**Source data:**
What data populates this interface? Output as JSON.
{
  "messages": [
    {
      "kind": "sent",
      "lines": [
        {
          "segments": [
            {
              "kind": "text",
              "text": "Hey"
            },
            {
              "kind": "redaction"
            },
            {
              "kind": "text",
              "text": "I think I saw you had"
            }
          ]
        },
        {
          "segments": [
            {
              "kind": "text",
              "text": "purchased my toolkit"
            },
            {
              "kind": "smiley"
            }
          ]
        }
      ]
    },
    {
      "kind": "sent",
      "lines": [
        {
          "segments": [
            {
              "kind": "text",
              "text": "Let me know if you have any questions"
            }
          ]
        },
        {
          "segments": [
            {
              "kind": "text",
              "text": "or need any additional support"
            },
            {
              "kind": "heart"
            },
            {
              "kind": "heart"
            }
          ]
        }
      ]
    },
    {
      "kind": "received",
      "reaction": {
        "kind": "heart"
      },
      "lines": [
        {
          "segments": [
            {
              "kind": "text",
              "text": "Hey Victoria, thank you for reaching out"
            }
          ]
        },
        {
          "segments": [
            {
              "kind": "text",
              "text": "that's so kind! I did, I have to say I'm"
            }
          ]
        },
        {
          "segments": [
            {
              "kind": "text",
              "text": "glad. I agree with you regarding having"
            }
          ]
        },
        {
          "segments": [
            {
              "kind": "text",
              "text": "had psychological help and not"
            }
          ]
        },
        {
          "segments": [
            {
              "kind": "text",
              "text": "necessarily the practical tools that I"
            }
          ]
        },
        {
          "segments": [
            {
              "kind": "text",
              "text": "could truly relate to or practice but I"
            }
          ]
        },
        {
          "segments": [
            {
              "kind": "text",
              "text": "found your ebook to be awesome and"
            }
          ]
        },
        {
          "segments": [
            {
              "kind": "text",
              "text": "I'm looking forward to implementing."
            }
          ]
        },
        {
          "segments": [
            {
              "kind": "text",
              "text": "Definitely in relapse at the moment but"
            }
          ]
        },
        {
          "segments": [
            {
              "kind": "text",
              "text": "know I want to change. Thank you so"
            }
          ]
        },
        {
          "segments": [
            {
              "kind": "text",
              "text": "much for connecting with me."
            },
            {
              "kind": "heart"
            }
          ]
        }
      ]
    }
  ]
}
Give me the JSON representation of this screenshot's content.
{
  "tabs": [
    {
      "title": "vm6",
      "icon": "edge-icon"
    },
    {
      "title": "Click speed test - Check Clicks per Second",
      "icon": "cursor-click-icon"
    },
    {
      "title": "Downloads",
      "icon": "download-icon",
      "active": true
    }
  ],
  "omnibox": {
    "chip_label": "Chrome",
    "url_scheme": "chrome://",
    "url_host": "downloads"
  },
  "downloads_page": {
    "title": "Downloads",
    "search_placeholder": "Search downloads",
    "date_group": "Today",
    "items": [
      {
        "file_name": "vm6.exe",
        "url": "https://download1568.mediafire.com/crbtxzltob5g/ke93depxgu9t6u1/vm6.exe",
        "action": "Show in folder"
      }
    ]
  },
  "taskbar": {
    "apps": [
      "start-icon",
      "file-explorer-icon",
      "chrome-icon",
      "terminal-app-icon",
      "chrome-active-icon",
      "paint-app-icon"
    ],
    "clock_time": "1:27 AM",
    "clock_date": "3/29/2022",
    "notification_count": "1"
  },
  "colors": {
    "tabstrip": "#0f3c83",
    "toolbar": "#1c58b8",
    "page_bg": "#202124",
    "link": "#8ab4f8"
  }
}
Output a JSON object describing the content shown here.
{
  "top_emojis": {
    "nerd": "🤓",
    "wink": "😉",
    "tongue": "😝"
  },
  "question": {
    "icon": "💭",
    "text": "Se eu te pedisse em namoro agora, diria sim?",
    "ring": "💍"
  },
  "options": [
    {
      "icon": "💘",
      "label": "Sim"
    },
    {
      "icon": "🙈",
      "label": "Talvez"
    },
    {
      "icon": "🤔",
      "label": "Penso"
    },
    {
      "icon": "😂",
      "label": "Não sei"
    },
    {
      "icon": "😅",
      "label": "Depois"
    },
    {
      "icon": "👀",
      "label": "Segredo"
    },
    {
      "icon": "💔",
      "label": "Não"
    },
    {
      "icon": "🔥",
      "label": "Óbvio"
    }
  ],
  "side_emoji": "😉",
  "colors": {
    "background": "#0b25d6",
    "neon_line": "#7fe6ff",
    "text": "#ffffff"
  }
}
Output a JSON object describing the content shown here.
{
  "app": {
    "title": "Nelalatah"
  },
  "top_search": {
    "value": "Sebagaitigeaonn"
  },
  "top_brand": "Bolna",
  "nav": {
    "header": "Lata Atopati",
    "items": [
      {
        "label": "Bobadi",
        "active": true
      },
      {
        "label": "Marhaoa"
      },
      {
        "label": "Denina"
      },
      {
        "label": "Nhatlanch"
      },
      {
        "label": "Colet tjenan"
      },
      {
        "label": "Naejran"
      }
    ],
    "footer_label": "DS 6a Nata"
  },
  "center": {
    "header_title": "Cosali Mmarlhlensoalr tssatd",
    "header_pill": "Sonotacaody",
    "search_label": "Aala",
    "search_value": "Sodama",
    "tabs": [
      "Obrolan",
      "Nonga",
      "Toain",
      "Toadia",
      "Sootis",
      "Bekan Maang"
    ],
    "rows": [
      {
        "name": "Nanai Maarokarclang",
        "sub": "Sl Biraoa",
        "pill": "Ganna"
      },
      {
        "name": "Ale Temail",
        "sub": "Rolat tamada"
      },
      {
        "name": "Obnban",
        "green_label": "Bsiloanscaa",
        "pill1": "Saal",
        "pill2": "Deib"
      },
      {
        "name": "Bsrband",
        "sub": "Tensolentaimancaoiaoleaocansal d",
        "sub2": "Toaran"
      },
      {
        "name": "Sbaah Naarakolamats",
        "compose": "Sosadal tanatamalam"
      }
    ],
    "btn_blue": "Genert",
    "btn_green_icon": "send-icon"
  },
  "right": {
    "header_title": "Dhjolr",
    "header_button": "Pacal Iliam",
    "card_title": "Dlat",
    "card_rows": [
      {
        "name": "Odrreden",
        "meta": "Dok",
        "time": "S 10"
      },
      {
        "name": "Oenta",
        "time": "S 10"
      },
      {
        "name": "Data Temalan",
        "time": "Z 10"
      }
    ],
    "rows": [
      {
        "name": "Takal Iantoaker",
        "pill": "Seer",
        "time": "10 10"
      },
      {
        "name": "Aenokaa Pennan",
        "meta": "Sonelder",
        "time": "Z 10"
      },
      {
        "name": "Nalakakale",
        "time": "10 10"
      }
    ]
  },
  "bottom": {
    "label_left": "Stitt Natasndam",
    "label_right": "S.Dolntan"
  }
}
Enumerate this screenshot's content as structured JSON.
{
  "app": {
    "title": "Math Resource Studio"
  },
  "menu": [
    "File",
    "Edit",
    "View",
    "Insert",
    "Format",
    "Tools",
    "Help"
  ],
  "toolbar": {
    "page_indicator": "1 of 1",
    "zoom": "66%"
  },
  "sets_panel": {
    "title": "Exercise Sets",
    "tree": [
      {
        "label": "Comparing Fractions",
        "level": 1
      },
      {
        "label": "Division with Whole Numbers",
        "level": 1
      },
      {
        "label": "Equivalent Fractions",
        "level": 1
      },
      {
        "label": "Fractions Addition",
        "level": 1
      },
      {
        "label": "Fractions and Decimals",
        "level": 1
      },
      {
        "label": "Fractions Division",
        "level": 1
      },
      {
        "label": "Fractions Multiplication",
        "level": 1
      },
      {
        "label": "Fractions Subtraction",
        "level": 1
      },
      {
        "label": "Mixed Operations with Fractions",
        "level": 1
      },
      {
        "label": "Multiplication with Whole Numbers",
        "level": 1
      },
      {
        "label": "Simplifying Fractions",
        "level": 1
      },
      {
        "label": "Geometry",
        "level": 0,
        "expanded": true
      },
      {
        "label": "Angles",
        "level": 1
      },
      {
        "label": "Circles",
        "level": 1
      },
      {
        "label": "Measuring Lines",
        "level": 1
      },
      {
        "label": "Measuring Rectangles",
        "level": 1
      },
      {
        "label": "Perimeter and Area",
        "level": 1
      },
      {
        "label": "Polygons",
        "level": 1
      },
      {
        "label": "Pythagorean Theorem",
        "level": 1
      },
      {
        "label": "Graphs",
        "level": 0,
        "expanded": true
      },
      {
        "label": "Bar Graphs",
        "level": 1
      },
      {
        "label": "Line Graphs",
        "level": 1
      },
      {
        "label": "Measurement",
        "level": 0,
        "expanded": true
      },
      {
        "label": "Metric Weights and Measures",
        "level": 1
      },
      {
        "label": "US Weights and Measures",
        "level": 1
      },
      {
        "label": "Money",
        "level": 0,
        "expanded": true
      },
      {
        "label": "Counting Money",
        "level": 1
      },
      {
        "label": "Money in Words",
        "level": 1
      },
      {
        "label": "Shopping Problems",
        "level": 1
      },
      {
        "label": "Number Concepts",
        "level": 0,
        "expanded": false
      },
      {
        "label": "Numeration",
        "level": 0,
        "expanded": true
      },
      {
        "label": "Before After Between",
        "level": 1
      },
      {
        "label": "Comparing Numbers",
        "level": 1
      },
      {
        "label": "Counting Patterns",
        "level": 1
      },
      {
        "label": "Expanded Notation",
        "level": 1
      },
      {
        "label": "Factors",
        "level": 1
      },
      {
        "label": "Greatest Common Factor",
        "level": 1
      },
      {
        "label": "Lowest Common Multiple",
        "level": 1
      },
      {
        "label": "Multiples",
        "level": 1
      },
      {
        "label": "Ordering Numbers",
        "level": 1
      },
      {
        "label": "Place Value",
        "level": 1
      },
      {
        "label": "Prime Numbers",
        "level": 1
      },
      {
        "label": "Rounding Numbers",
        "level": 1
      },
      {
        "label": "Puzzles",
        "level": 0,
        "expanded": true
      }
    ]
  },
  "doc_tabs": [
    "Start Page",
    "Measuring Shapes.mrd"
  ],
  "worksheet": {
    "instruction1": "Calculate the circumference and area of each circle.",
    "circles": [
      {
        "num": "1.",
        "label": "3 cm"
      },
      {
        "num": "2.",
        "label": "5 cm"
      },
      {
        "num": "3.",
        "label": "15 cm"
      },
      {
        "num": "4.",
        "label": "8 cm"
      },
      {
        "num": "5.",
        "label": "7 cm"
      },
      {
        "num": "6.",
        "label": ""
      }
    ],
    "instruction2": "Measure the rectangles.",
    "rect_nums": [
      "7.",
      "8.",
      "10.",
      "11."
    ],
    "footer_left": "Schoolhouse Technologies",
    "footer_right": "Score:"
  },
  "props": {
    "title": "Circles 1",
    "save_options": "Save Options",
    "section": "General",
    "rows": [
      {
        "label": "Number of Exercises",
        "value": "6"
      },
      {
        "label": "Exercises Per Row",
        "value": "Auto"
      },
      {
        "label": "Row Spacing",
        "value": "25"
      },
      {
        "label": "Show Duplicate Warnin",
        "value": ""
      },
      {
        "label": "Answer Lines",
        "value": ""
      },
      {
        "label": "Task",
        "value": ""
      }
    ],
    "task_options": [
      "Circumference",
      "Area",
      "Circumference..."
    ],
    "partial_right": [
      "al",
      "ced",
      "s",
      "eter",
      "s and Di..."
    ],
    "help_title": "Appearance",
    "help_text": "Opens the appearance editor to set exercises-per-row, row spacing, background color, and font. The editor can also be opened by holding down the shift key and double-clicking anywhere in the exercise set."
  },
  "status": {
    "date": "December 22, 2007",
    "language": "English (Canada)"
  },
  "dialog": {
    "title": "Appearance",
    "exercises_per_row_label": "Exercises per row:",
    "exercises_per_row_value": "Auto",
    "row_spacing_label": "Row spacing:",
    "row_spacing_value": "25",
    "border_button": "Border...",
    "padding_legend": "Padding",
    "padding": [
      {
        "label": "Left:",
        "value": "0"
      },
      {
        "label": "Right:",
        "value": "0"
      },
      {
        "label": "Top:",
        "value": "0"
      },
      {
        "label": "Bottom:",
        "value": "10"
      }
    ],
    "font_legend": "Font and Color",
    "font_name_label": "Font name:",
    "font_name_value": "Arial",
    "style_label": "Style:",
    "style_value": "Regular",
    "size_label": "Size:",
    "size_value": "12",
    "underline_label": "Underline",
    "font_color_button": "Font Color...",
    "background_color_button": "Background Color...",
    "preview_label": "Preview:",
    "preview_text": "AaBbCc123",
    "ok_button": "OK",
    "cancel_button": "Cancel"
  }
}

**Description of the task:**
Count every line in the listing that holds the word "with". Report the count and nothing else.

**Answer section:**
5